I had often fancied myself the prettiest doll of my size in the place ; but such conceit would not support me now. I felt that there were dozens— nay scores—who more than equalled me; and all discontented notions of my neglected merit now sunk before the dread that I had really no merit to neglect.
I began also to have some idea of what was meant by time. My past life had glided away so imperceptibly, that I did not know whether it had been long or short; but I learnt to count every moment while those two mortals were walking round the bazaar.
I strained my eyes to catch sight of them again ; but when at last they reappeared, I scarcely dared to look, for fear of seeing a doll in the child's hands. But no; her hands were empty, except for the sixpence still between her finger and thumb.
They came nearer—they stopped at another stall.
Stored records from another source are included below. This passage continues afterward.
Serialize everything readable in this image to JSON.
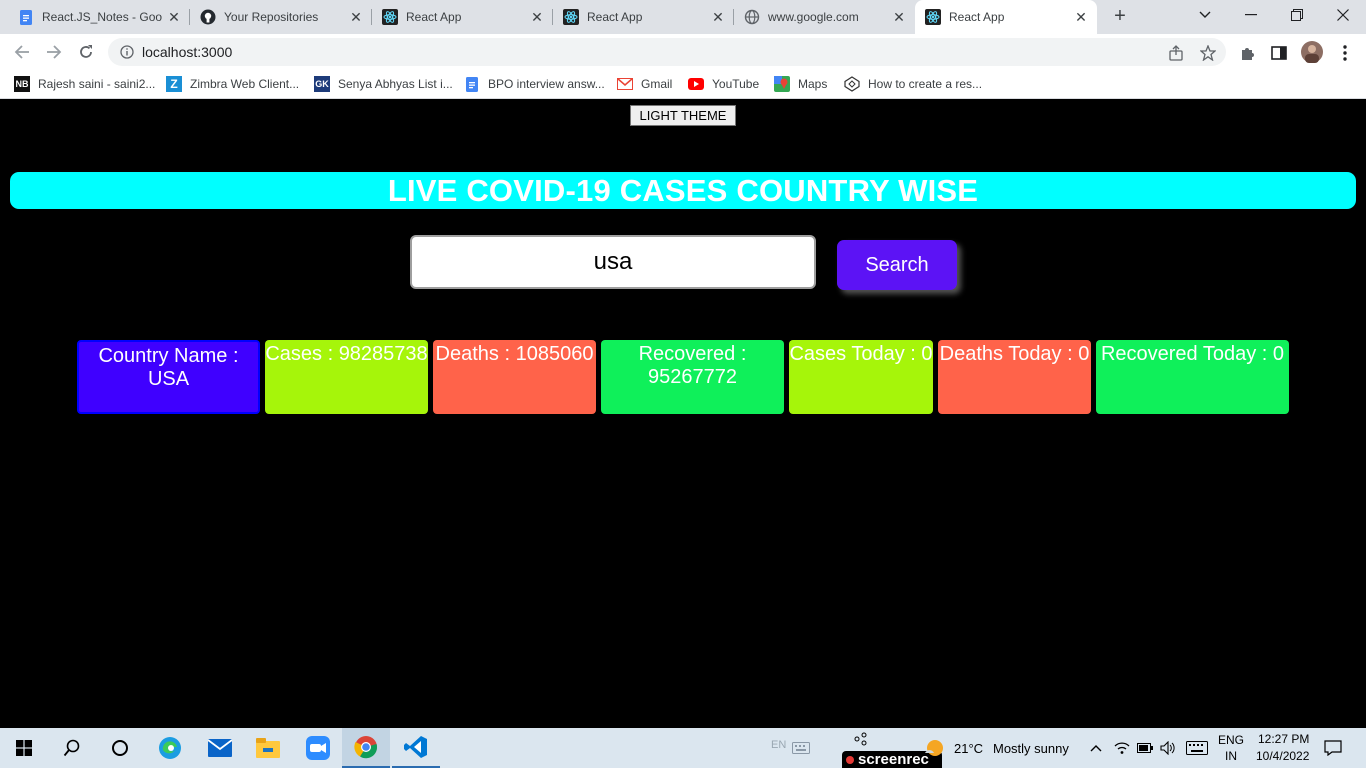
{
  "browser": {
    "tabs": [
      {
        "title": "React.JS_Notes - Goo",
        "icon": "google-docs-icon"
      },
      {
        "title": "Your Repositories",
        "icon": "github-icon"
      },
      {
        "title": "React App",
        "icon": "react-icon"
      },
      {
        "title": "React App",
        "icon": "react-icon"
      },
      {
        "title": "www.google.com",
        "icon": "globe-icon"
      },
      {
        "title": "React App",
        "icon": "react-icon",
        "active": true
      }
    ],
    "url": "localhost:3000",
    "bookmarks": [
      {
        "label": "Rajesh saini - saini2...",
        "icon": "nb-icon"
      },
      {
        "label": "Zimbra Web Client...",
        "icon": "zimbra-icon"
      },
      {
        "label": "Senya Abhyas List i...",
        "icon": "gk-icon"
      },
      {
        "label": "BPO interview answ...",
        "icon": "google-docs-icon"
      },
      {
        "label": "Gmail",
        "icon": "gmail-icon"
      },
      {
        "label": "YouTube",
        "icon": "youtube-icon"
      },
      {
        "label": "Maps",
        "icon": "maps-icon"
      },
      {
        "label": "How to create a res...",
        "icon": "codepen-icon"
      }
    ]
  },
  "page": {
    "theme_button": "LIGHT THEME",
    "heading": "LIVE COVID-19 CASES COUNTRY WISE",
    "search": {
      "value": "usa",
      "button": "Search"
    },
    "stats": [
      {
        "label": "Country Name : USA",
        "color": "#3f00ff"
      },
      {
        "label": "Cases : 98285738",
        "color": "#a6f50a"
      },
      {
        "label": "Deaths : 1085060",
        "color": "#ff634a"
      },
      {
        "label": "Recovered : 95267772",
        "color": "#0ff05a"
      },
      {
        "label": "Cases Today : 0",
        "color": "#a6f50a"
      },
      {
        "label": "Deaths Today : 0",
        "color": "#ff634a"
      },
      {
        "label": "Recovered Today : 0",
        "color": "#0ff05a"
      }
    ]
  },
  "taskbar": {
    "weather": {
      "temp": "21°C",
      "condition": "Mostly sunny"
    },
    "language": {
      "lang": "ENG",
      "region": "IN"
    },
    "clock": {
      "time": "12:27 PM",
      "date": "10/4/2022"
    },
    "watermark": "screenrec"
  }
}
I could not hear what they said ; but they turned away, and once more stood opposite to me. The child remained for some moments as silent as myself, and then exclaimed
"After all, mamma, I don't think there are
any prettier dolls than these in the whole room.'
What do you say to this one, miss ?' said our proprietor, taking up a great full-dressed Dutch doll, and laying her on the top of those of my size and class, completely hiding the poor little victims under her stiff muslin and broad ribbons.
But on the child's answering, 'No, thank you, I only want a sixpenny doll, not dressed,' the Dutch giantess was removed, and we once more asserted our humble claims.
That seems to me a very pretty one,' said the mamma, pointing to my next neighbour.
The child for a moment hesitated, but presently exclaimed, in a joyful tone
'Oh no, this is the beauty of all; this little darling with the real hair and blue ribbons in it. I will take this one, if you please;' and before I could be sure that she meant me, I was removed from my place, wrapped up in paper, and consigned to her hands. My long-cherished wishes were fulfilled, and I was bought. At first I could scarcely believe it. Notwithstanding all my planning and looking forward to this event, now that it really happened, I could not understand it. My senses seemed gone. What had so long occupied my mind was the work of a moment; but that moment was irrevocable, and my fate was decided. In my little mistress' hands I passed the boundaries of the world of toys, and entered upon a new state of existence.
VERY different life now opened before
I had no longer any pretence for complaining of neglect. My young
mistress devoted every spare moment to the enjoyment of my company, and set no limits to her caresses and compliments; while I in return regarded her with all the gratitude and affection which a doll can feel. My faculties as well as my feelings were called into fresh exercise; for though I had no longer the wide range of observation afforded by the daily crowd of strangers in the bazaar, I had the new advantage of making intimate acquaintance with a small circle of friends.
Having hitherto been so completely without any position in the world, I could not at first help feeling rather shy at the idea of taking my place as member of a family; and it was therefore a relief to find that my lot was not cast amongst total strangers, but that I had already some slight clue to the characters of my future companions.
My mistress, whose name was Rose, was sister to the Willy for whom she had bought the paintbox, and also to Edward, the purchaser of the tools. Geoffrey, the lover of tarts, was a cousin on a visit to them for the holidays; and they had also an elder sister named Margaret, besides their papa and mamma, whom I had seen in the bazaar.
The first of the family to whom I was introduced was Willy, and I soon became much interested in him. He was a pale thin boy, who spent the day on a sofa, to and from which he was carried in the morning and at night. In fine weather he went out in a wheel-chair; but he was unable to move without help, and was obliged to endure many privations. Though he often looked suffering and weary, he was cheerful and patient, and always seemed pleased to hear other children describe enjoyments in which he could not share. Everybody was fond of Willy, and anxious to amuse and comfort him. All that happened out of doors was told to him ; all the kindest friends and pleasantest visitors came to see him ; the new books were brought to him to read first ;, the best fruits and flowers always set apart for him; and all the in-door occupations arranged as much as